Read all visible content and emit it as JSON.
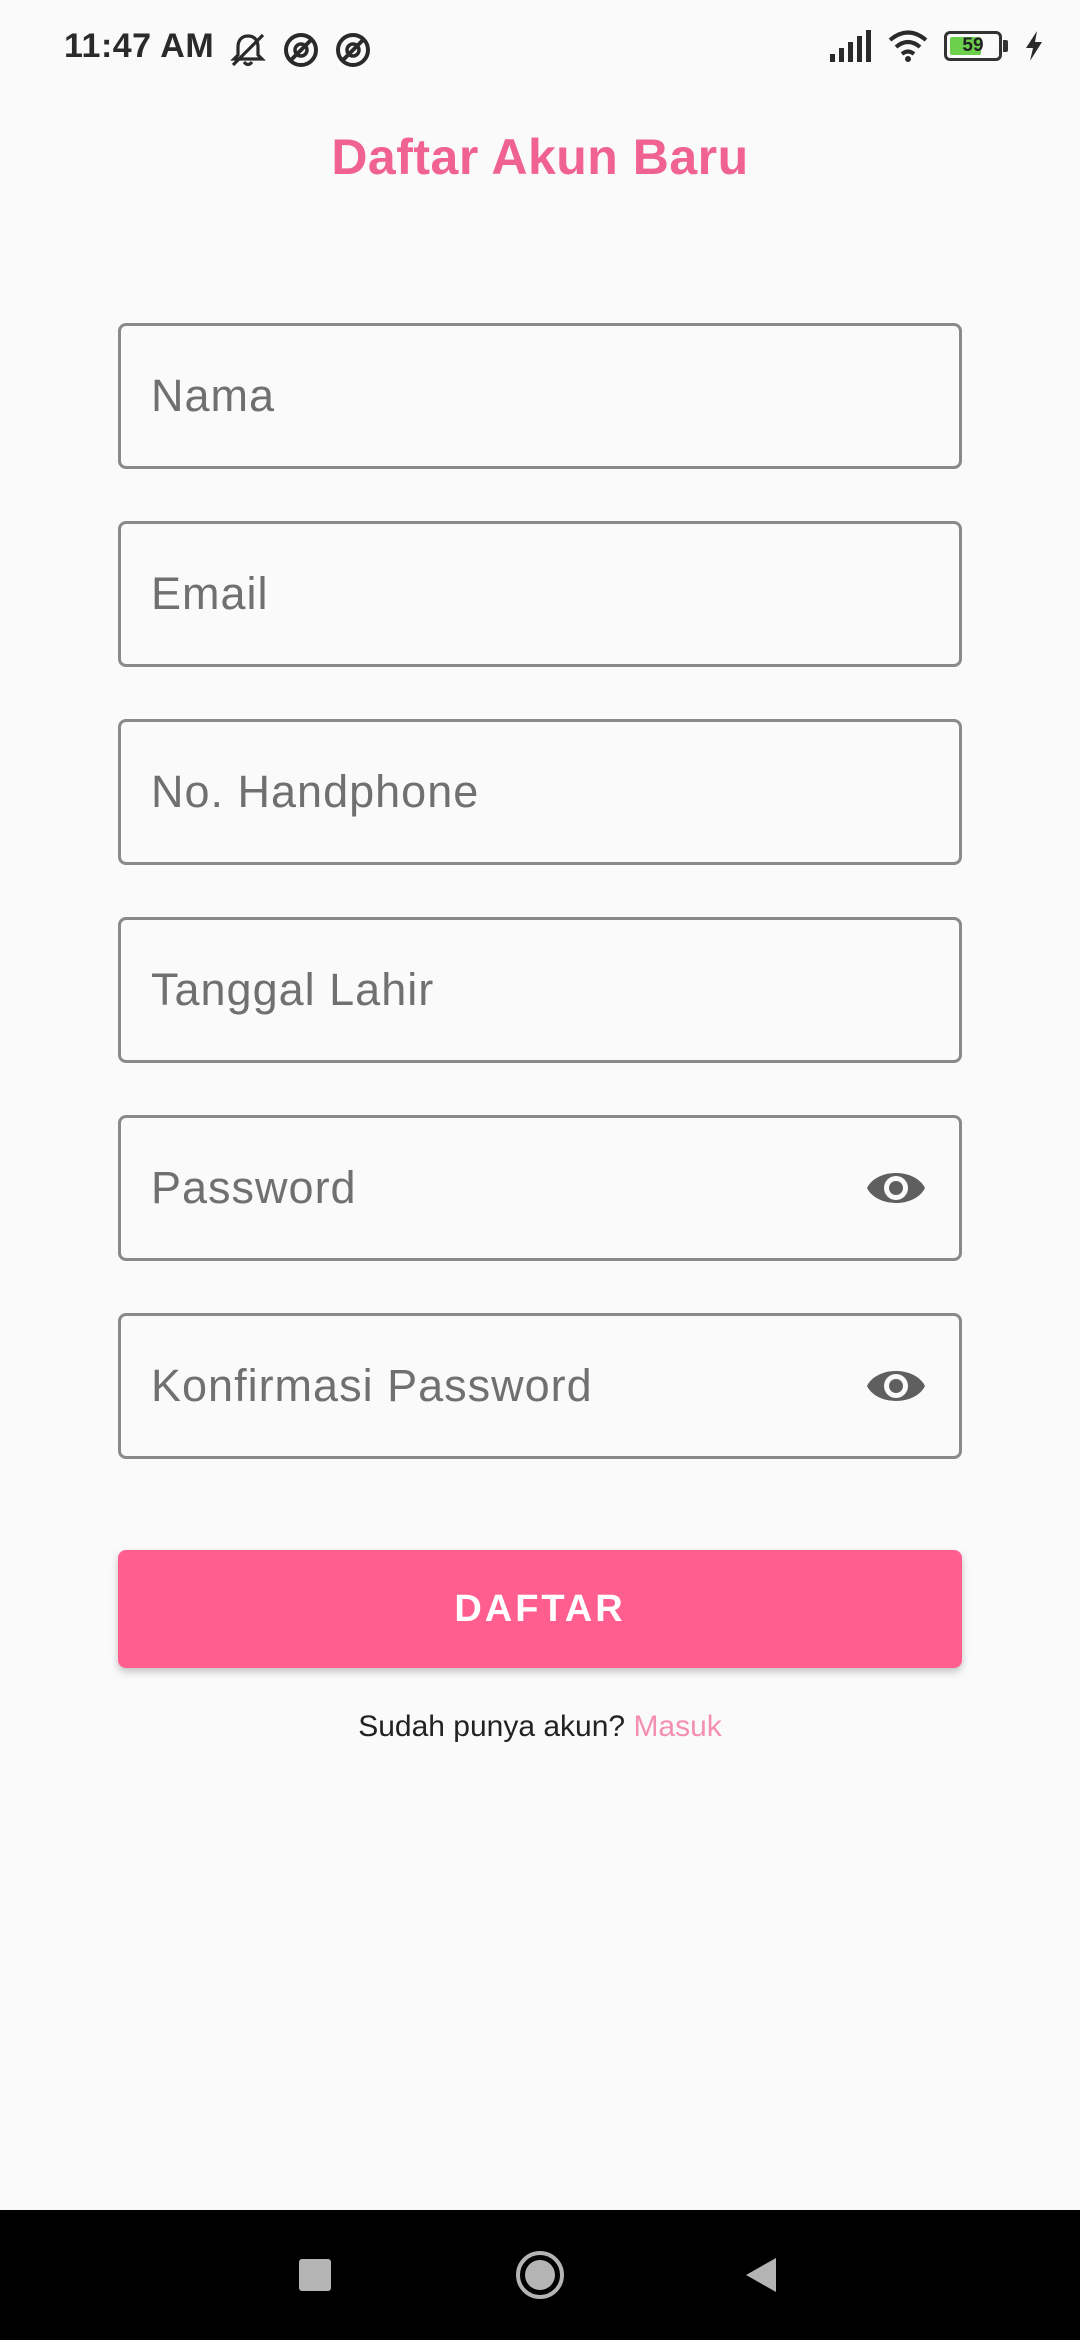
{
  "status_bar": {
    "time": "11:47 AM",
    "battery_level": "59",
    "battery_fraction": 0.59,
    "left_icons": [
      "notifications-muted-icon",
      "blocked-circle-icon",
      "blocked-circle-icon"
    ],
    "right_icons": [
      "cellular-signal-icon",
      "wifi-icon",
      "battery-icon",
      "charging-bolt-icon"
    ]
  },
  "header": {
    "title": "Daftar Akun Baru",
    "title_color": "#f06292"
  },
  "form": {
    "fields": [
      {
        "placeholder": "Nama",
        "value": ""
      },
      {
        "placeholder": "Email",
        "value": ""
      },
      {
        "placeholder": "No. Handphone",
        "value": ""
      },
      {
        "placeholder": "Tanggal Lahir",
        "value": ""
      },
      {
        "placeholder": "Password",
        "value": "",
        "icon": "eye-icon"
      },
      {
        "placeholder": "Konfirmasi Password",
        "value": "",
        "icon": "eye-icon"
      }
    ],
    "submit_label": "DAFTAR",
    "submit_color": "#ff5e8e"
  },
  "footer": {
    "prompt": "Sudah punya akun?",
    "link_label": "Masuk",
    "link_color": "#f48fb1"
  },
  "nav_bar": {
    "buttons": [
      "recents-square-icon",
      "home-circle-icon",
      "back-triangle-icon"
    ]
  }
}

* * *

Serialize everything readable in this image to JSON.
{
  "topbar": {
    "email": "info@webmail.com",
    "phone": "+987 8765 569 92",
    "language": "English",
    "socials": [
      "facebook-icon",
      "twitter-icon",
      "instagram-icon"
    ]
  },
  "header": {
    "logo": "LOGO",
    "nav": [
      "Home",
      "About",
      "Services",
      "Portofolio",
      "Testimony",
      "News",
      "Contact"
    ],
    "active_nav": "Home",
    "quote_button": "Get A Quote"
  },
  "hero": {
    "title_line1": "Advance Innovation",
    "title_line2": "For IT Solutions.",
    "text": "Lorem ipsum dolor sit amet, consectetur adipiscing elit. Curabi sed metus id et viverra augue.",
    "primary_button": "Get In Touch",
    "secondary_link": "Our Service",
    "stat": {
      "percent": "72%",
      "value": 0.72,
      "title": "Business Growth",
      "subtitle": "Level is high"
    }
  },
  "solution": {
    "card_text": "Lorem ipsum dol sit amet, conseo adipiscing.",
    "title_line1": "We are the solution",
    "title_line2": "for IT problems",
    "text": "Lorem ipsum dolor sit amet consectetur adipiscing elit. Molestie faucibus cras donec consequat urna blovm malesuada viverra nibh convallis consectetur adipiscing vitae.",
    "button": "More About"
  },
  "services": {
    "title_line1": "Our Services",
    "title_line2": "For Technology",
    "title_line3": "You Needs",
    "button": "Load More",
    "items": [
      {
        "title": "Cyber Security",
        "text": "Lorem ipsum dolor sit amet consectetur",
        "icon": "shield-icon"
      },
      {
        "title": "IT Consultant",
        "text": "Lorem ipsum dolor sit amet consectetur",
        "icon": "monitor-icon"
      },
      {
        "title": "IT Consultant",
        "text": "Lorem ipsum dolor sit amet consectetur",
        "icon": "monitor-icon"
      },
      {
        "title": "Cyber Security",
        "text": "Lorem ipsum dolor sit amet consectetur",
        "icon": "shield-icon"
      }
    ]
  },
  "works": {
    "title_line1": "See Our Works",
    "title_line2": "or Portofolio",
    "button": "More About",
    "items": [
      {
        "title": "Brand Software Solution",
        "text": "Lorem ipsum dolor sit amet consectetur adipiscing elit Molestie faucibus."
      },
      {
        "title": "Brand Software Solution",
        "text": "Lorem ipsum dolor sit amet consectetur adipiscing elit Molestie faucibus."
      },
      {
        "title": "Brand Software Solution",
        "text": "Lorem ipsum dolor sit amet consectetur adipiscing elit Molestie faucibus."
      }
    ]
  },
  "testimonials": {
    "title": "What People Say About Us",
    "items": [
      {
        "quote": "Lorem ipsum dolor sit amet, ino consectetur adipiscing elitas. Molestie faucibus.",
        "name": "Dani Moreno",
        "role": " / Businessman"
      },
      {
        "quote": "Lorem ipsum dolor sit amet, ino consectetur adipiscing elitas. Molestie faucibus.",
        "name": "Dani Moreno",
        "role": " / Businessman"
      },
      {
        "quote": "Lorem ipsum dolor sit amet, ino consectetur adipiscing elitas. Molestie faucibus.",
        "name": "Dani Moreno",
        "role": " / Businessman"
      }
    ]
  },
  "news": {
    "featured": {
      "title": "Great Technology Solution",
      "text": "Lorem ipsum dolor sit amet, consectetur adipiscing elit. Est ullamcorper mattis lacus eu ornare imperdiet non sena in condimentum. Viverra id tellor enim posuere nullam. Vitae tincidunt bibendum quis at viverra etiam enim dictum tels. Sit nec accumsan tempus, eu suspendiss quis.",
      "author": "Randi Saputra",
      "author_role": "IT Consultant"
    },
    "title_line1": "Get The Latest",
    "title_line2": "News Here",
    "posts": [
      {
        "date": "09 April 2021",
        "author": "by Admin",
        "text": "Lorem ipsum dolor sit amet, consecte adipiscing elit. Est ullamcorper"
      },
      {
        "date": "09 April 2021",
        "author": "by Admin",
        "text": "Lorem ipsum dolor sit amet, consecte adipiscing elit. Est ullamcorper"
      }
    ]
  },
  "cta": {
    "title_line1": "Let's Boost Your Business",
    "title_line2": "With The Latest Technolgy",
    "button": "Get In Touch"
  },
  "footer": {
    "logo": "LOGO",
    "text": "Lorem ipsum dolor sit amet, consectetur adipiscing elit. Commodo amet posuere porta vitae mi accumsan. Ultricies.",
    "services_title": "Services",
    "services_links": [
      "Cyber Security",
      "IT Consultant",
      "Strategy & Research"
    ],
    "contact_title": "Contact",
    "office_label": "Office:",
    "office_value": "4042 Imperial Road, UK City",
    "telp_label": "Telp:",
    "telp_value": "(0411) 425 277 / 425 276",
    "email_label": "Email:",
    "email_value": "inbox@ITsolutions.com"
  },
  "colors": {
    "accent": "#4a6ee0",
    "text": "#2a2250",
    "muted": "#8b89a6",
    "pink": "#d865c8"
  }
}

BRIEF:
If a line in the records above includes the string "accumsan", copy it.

WRITTEN ANSWER:
      "text": "Lorem ipsum dolor sit amet, consectetur adipiscing elit. Est ullamcorper mattis lacus eu ornare imperdiet non sena in condimentum. Viverra id tellor enim posuere nullam. Vitae tincidunt bibendum quis at viverra etiam enim dictum tels. Sit nec accumsan tempus, eu suspendiss quis.",
    "text": "Lorem ipsum dolor sit amet, consectetur adipiscing elit. Commodo amet posuere porta vitae mi accumsan. Ultricies.",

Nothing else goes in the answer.